An opposition military spokesman said Thursday that an estimated 400,000 mines had been planted in and around Brega. He said the mostly volunteer rebel force is working to clear them with almost no help from experts.

Mr. Gadhafi's troops have used a number of methods to push back the rebel advance on the city, including filling trenches with fuel and setting them on fire.

Mahmoud Jibril, the rebel's diplomatic chief, said government forces have boobytrapped Brega's oil fields so they can be blown up if they lose control of the town. Jibril said Brega “is a big minefield right now” and that “even some oil establishments, some oil fields, full of explosives.”

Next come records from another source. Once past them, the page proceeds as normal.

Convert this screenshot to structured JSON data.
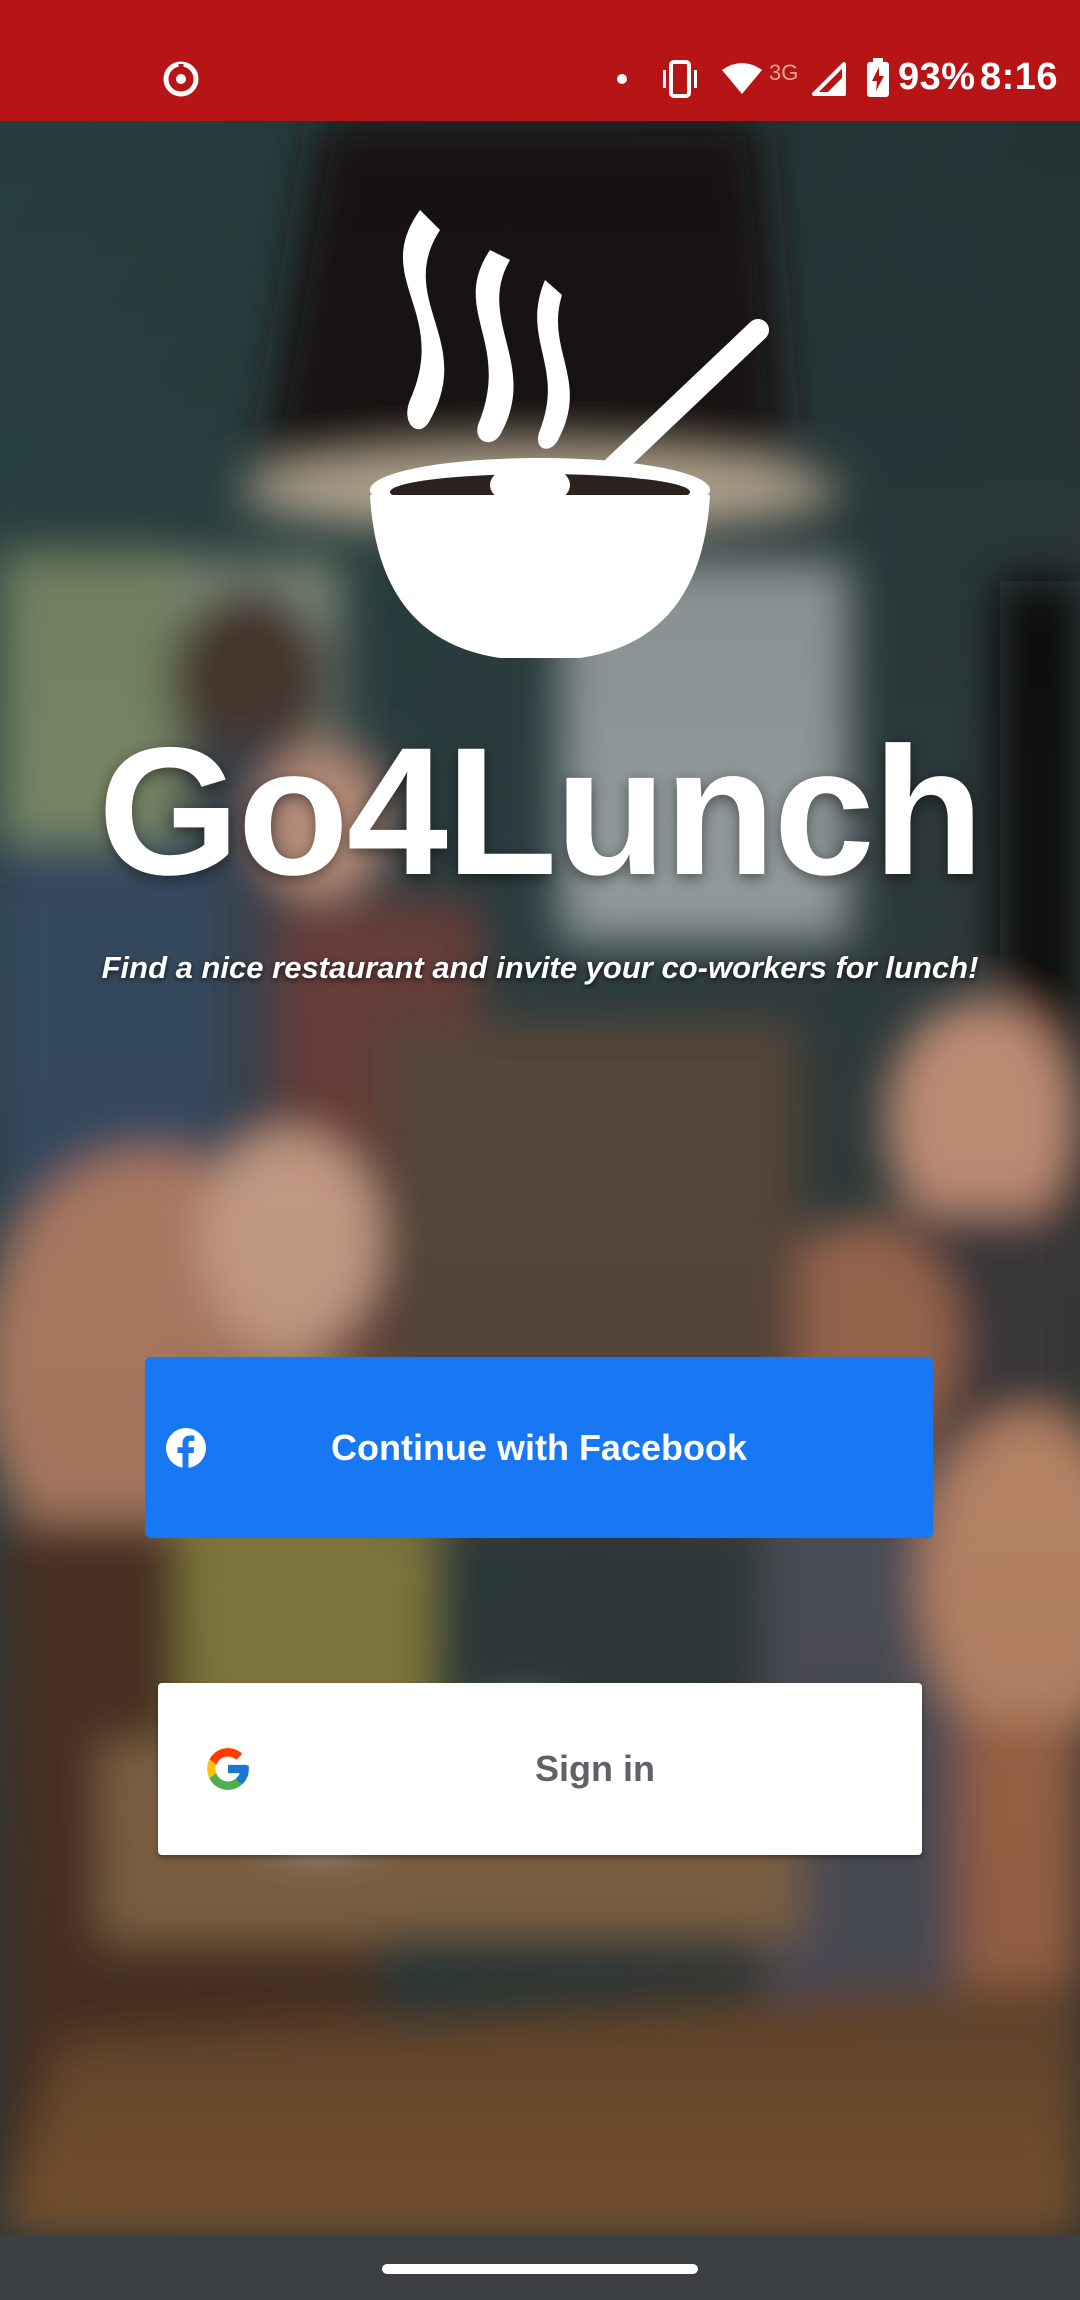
{
  "status_bar": {
    "left_icon": "data-saver-icon",
    "notification_dot": "notification-dot",
    "vibrate_icon": "vibrate-icon",
    "wifi_icon": "wifi-icon",
    "network_type": "3G",
    "signal_icon": "cell-signal-icon",
    "battery_icon": "battery-charging-icon",
    "battery_percent": "93%",
    "time": "8:16"
  },
  "splash": {
    "logo_icon": "steaming-bowl-icon",
    "title": "Go4Lunch",
    "tagline": "Find a nice restaurant and invite your co-workers for lunch!"
  },
  "auth": {
    "facebook_button_label": "Continue with Facebook",
    "facebook_icon": "facebook-icon",
    "google_button_label": "Sign in",
    "google_icon": "google-icon"
  },
  "colors": {
    "status_bar": "#b71515",
    "facebook_blue": "#1877f2",
    "google_text": "#5f6368",
    "nav_bar": "#3c4043"
  }
}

Meanwhile, the rebels said they have captured a key government commander in fighting near the western town of Zlitan. Opposition leaders said General Abdul Nabih Zayid was caught late Wednesday after advancing fighters overran his command post on the outskirts of Zlitan.

In a separate development, Mr. Gadhafi ruled out negotiations with the rebels trying to end his decades-long rule. In an audio message delivered Thursday to a crowd of thousands of supporters in his hometown of Sirte, the Libyan leader said “there will be no talks between me and them until Judgment Day.”

In a separate speech broadcast on Libyan television, Mr. Gadhafi urged families and tribal leaders from Misrata to retake Libya's third-largest city from rebels who have pushed his troops away after four months of bitter fighting.

Earlier, rebel leaders visiting France asked President Nicolas Sarkozy for military aid to enable them to march on Tripoli, Mr. Gadhafi's stronghold.

The rebel delegation made the request in Paris during a meeting on Wednesday. Afterward, a representative from Misrata said the rebels believe they can march on the Libyan capital within “days” with “a bit of help” from friends such as France.

French writer and rebel supporter Bernard-Henri Levy also attended the talks. He said the rebels told Mr. Sarkozy they can seize Tripoli by attacking from Misrata to the east and from rebel-held mountainous territory to the south of the capital.

It is not clear how the French president reacted to the rebel appeal. France previously dropped arms to rebels in Libya's western mountains last month.

France is participating in a three-month-old NATO-led campaign of airstrikes on pro-Gadhafi forces. The airstrikes support rebels who began an uprising in March to end Mr. Gadhafi's 42-year autocratic rule.